For the sake of a diagrammatic illustration, switches are indicated at 121-123 in FIG. 6 and at 141-143 in FIG. 7 which may be selectively placed in a first mode as indicated in the solid line position for receiving data. The switches 141-143 and 150 and switches 151-153 and 160 may be shifted into a second position for coupling each shift register data input with the respective preceding shift register output. Similarly switches 161-163 and 170 are indicated having first and second positions for coupling with the high rate clock pulse output of source 131 and for coupling with the low rate reproduced clock pulse rate from head units 111.
FIG. 8 illustrates an alternative type of multiplex recording arrangement wherein a composite signal from a source 180, FIG. 6, is recorded including successive clock pulses such as indicated at 181 and an analog signal 182 which includes a direct current bias component as indicated at 183. By way of example, each of ten measurement channels with a composite signal as indicated in FIG. 8 may be recorded by the head units 72 on the record tape 70. Then, upon playback, each of the reproduced clock pulses 181 for each channel may be utilized to produce a sampling of the associated analog waveform such as 182. Thus, for example, a set of ten charge transfer device storage units such as 121, FIG. 7, may receive time coincident samples from the respective measurement channels in spite of any physical variations such as distortion of tape record medium 70 or relative misalignment of the playback units such as indicated at 111. A second section of each charge transfer storage unit may be operated with a uniform clock pulse which is timed so that the time coincident measurement values of the respective channels are supplied at the output of the charge transfer storage unit with a uniform time spacing and accurate time relationship in comparison to the original measurement channels.

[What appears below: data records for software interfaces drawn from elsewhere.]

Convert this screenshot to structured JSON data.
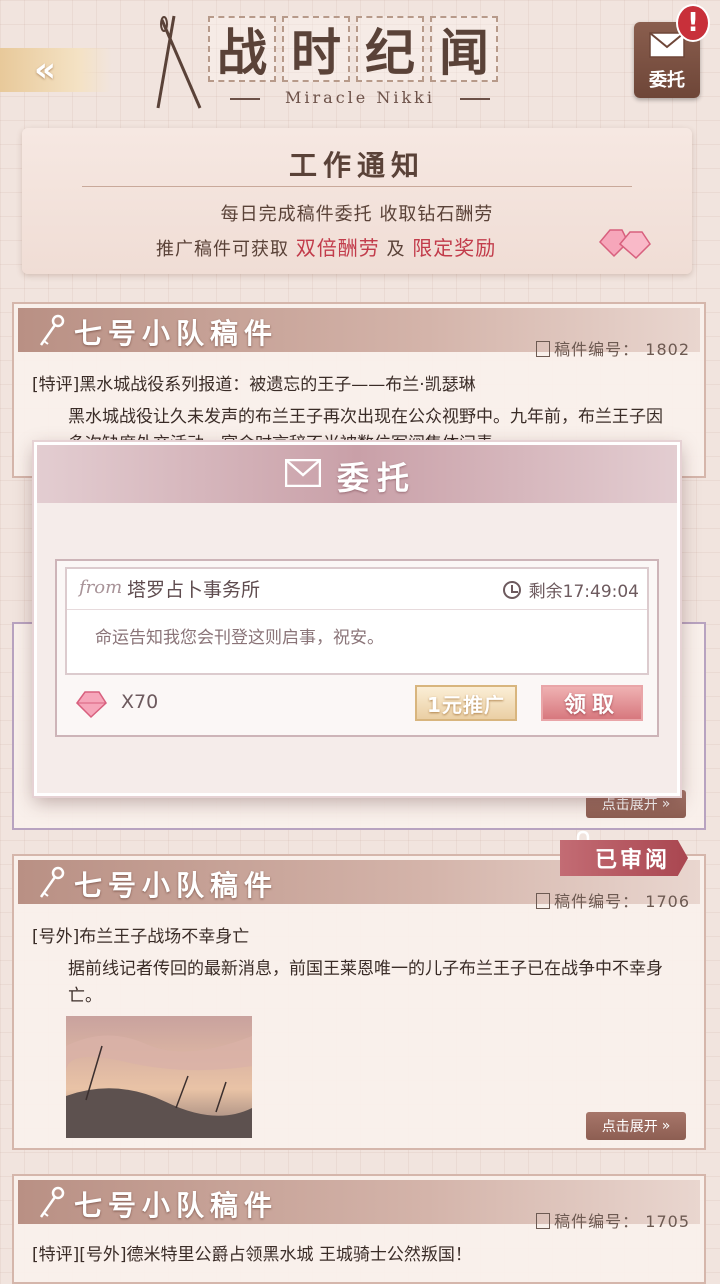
{
  "header": {
    "back_glyph": "«",
    "title_chars": [
      "战",
      "时",
      "纪",
      "闻"
    ],
    "subtitle": "Miracle Nikki",
    "entrust_label": "委托",
    "alert_glyph": "!"
  },
  "notice": {
    "title": "工作通知",
    "line1": "每日完成稿件委托 收取钻石酬劳",
    "line2_prefix": "推广稿件可获取",
    "line2_hl1": "双倍酬劳",
    "line2_mid": "及",
    "line2_hl2": "限定奖励"
  },
  "cards": [
    {
      "team": "七号小队稿件",
      "doc_label": "稿件编号：",
      "doc_number": "1802",
      "headline": "[特评]黑水城战役系列报道：被遗忘的王子——布兰·凯瑟琳",
      "body": "黑水城战役让久未发声的布兰王子再次出现在公众视野中。九年前，布兰王子因多次缺席外交活动，宴会时言辞不当被数位军阀集体问责"
    },
    {
      "team": "七号小队稿件",
      "doc_label": "稿件编号：",
      "doc_number": "1706",
      "headline": "[号外]布兰王子战场不幸身亡",
      "body": "据前线记者传回的最新消息，前国王莱恩唯一的儿子布兰王子已在战争中不幸身亡。",
      "reviewed": "已审阅",
      "expand": "点击展开"
    },
    {
      "team": "七号小队稿件",
      "doc_label": "稿件编号：",
      "doc_number": "1705",
      "headline": "[特评][号外]德米特里公爵占领黑水城 王城骑士公然叛国！"
    }
  ],
  "hidden_card": {
    "expand": "点击展开"
  },
  "modal": {
    "title": "委托",
    "from_word": "from",
    "sender": "塔罗占卜事务所",
    "timer": "剩余17:49:04",
    "message": "命运告知我您会刊登这则启事，祝安。",
    "reward_qty": "X70",
    "promote_label": "1元推广",
    "claim_label": "领取"
  },
  "colors": {
    "accent": "#c23c4b",
    "card_header": "#b99084",
    "modal_header": "#c9a0a8"
  },
  "icons": [
    "back-arrow-icon",
    "needle-icon",
    "envelope-icon",
    "key-icon",
    "diamond-icon",
    "clock-icon",
    "document-icon",
    "paperclip-icon",
    "chevron-down-icon"
  ]
}
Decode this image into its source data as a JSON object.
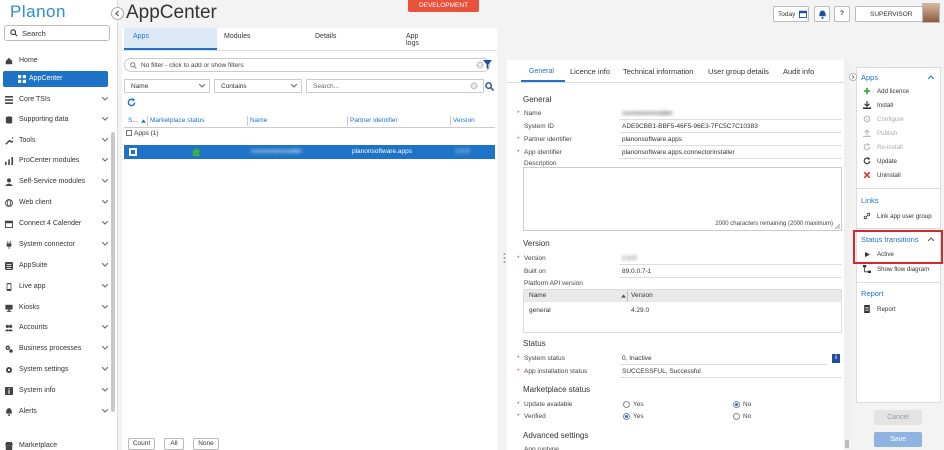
{
  "logo": "Planon",
  "sidebar": {
    "search_label": "Search",
    "items": [
      {
        "label": "Home",
        "icon": "home-icon"
      },
      {
        "label": "AppCenter",
        "icon": "apps-icon"
      },
      {
        "label": "Core TSIs",
        "icon": "grid-icon"
      },
      {
        "label": "Supporting data",
        "icon": "database-icon"
      },
      {
        "label": "Tools",
        "icon": "wrench-icon"
      },
      {
        "label": "ProCenter modules",
        "icon": "chart-icon"
      },
      {
        "label": "Self-Service modules",
        "icon": "user-icon"
      },
      {
        "label": "Web client",
        "icon": "globe-icon"
      },
      {
        "label": "Connect 4 Calender",
        "icon": "calendar-icon"
      },
      {
        "label": "System connector",
        "icon": "plug-icon"
      },
      {
        "label": "AppSuite",
        "icon": "list-icon"
      },
      {
        "label": "Live app",
        "icon": "phone-icon"
      },
      {
        "label": "Kiosks",
        "icon": "monitor-icon"
      },
      {
        "label": "Accounts",
        "icon": "users-icon"
      },
      {
        "label": "Business processes",
        "icon": "gears-icon"
      },
      {
        "label": "System settings",
        "icon": "gear-icon"
      },
      {
        "label": "System info",
        "icon": "info-icon"
      },
      {
        "label": "Alerts",
        "icon": "alert-icon"
      },
      {
        "label": "Marketplace",
        "icon": "store-icon"
      }
    ]
  },
  "header": {
    "title": "AppCenter",
    "environment": "DEVELOPMENT",
    "today": "Today",
    "help": "?",
    "user": "SUPERVISOR"
  },
  "left_tabs": [
    "Apps",
    "Modules",
    "Details",
    "App logs"
  ],
  "filter_text": "No filter - click to add or show filters",
  "condition": {
    "field": "Name",
    "operator": "Contains",
    "value_placeholder": "Search..."
  },
  "grid": {
    "columns": [
      "S...",
      "Marketplace status",
      "Name",
      "Partner identifier",
      "Version"
    ],
    "group_label": "Apps (1)",
    "row": {
      "name": "connectorinstaller",
      "partner": "planonsoftware.apps",
      "version": "1.0.0"
    }
  },
  "bottom_buttons": [
    "Count",
    "All",
    "None"
  ],
  "detail_tabs": [
    "General",
    "Licence info",
    "Technical information",
    "User group details",
    "Audit info"
  ],
  "general": {
    "section": "General",
    "fields": [
      {
        "label": "Name",
        "value": "connectorinstaller",
        "required": true,
        "blur": true
      },
      {
        "label": "System ID",
        "value": "ADE9CBB1-BBF5-46F5-96E3-7FC5C7C10383",
        "required": false,
        "blur": false
      },
      {
        "label": "Partner identifier",
        "value": "planonsoftware.apps",
        "required": true,
        "blur": false
      },
      {
        "label": "App identifier",
        "value": "planonsoftware.apps.connectorinstaller",
        "required": true,
        "blur": false
      }
    ],
    "description_label": "Description",
    "char_count": "2000 characters remaining (2000 maximum)"
  },
  "version": {
    "section": "Version",
    "version_label": "Version",
    "version_value": "1.0.0",
    "built_on_label": "Built on",
    "built_on_value": "89.0.0.7-1",
    "api_label": "Platform API version",
    "api_cols": [
      "Name",
      "Version"
    ],
    "api_row": {
      "name": "general",
      "version": "4.29.0"
    }
  },
  "status": {
    "section": "Status",
    "system_label": "System status",
    "system_value": "0, Inactive",
    "install_label": "App installation status",
    "install_value": "SUCCESSFUL, Successful"
  },
  "marketplace": {
    "section": "Marketplace status",
    "update_label": "Update available",
    "verified_label": "Verified",
    "yes": "Yes",
    "no": "No",
    "update_available": "No",
    "verified": "Yes"
  },
  "advanced": {
    "section": "Advanced settings",
    "first_label": "App runtype"
  },
  "actions": {
    "apps_title": "Apps",
    "apps_items": [
      {
        "label": "Add licence",
        "icon": "plus-icon",
        "enabled": true
      },
      {
        "label": "Install",
        "icon": "download-icon",
        "enabled": true
      },
      {
        "label": "Configure",
        "icon": "configure-icon",
        "enabled": false
      },
      {
        "label": "Publish",
        "icon": "publish-icon",
        "enabled": false
      },
      {
        "label": "Re-install",
        "icon": "reinstall-icon",
        "enabled": false
      },
      {
        "label": "Update",
        "icon": "refresh-icon",
        "enabled": true
      },
      {
        "label": "Uninstall",
        "icon": "close-icon",
        "enabled": true
      }
    ],
    "links_title": "Links",
    "links_items": [
      {
        "label": "Link app user group",
        "icon": "link-icon"
      }
    ],
    "status_title": "Status transitions",
    "status_items": [
      {
        "label": "Active",
        "icon": "arrow-right-icon"
      }
    ],
    "show_flow": "Show flow diagram",
    "report_title": "Report",
    "report_items": [
      {
        "label": "Report",
        "icon": "report-icon"
      }
    ]
  },
  "footer": {
    "cancel": "Cancel",
    "save": "Save"
  },
  "colors": {
    "accent": "#1f73c7",
    "dev_badge": "#e8513a",
    "highlight": "#d9262c"
  }
}
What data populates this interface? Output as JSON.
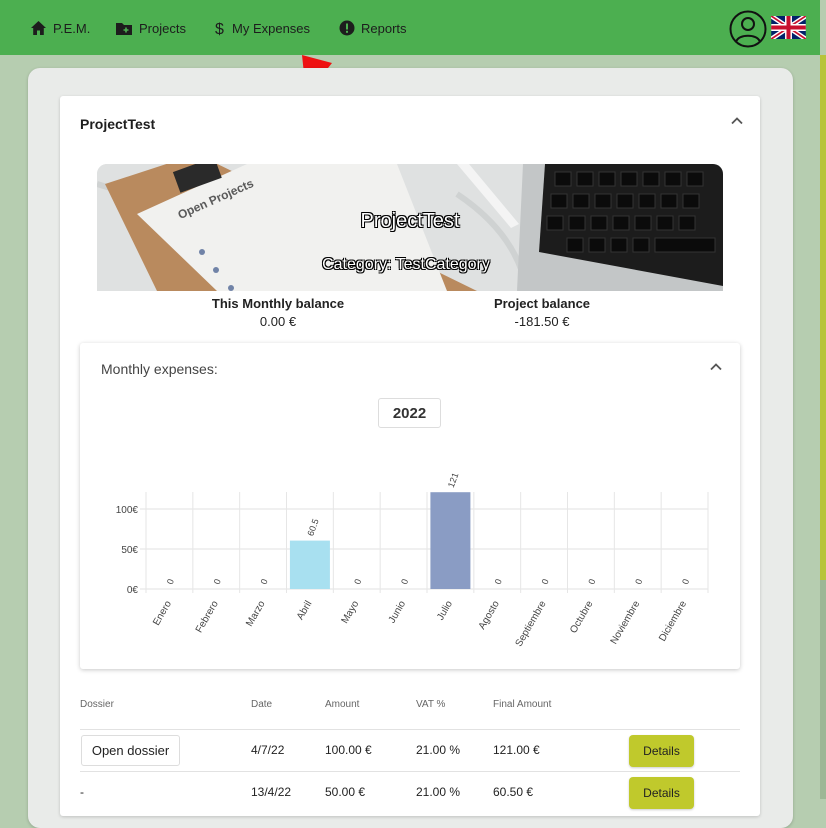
{
  "nav": {
    "brand": "P.E.M.",
    "projects": "Projects",
    "my_expenses": "My Expenses",
    "reports": "Reports"
  },
  "project": {
    "title": "ProjectTest",
    "banner_title": "ProjectTest",
    "banner_category": "Category: TestCategory",
    "banner_clipboard_text": "Open Projects",
    "monthly_balance_label": "This Monthly balance",
    "monthly_balance_value": "0.00 €",
    "project_balance_label": "Project balance",
    "project_balance_value": "-181.50 €"
  },
  "monthly": {
    "label": "Monthly expenses:",
    "year": "2022"
  },
  "chart_data": {
    "type": "bar",
    "categories": [
      "Enero",
      "Febrero",
      "Marzo",
      "Abril",
      "Mayo",
      "Junio",
      "Julio",
      "Agosto",
      "Septiembre",
      "Octubre",
      "Noviembre",
      "Diciembre"
    ],
    "values": [
      0,
      0,
      0,
      60.5,
      0,
      0,
      121,
      0,
      0,
      0,
      0,
      0
    ],
    "data_labels": [
      "0",
      "0",
      "0",
      "60.5",
      "0",
      "0",
      "121",
      "0",
      "0",
      "0",
      "0",
      "0"
    ],
    "colors": [
      "#a8e0f0",
      "#a8e0f0",
      "#a8e0f0",
      "#a8e0f0",
      "#8a9cc4",
      "#8a9cc4",
      "#8a9cc4",
      "#8a9cc4",
      "#8a9cc4",
      "#8a9cc4",
      "#8a9cc4",
      "#8a9cc4"
    ],
    "y_ticks": [
      "0€",
      "50€",
      "100€"
    ],
    "y_tick_values": [
      0,
      50,
      100
    ],
    "ylim": [
      0,
      121
    ],
    "grid": true,
    "xlabel": "",
    "ylabel": ""
  },
  "table": {
    "headers": [
      "Dossier",
      "Date",
      "Amount",
      "VAT %",
      "Final Amount"
    ],
    "rows": [
      {
        "dossier": "Open dossier",
        "date": "4/7/22",
        "amount": "100.00 €",
        "vat": "21.00 %",
        "final": "121.00 €",
        "action": "Details"
      },
      {
        "dossier": "-",
        "date": "13/4/22",
        "amount": "50.00 €",
        "vat": "21.00 %",
        "final": "60.50 €",
        "action": "Details"
      }
    ]
  },
  "colors": {
    "navbar": "#4caf50",
    "accent_button": "#c0c92c",
    "arrow": "#ee1111"
  }
}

In FIGS. 6 and 7, where it is desired to multiplex a bipolarity coded signal such as indicated at 191, supplied by an input data source 192, the data source 192 may be synchronized with the clock pulse source 101 as indicated at 193 so as to load the pulses of opposite polarity into the registers 81-90 at the clock pulse rate.
It will be apparent that many modifications and variations may be effected without departing from the scope of the novel concepts and teachings of the present invention.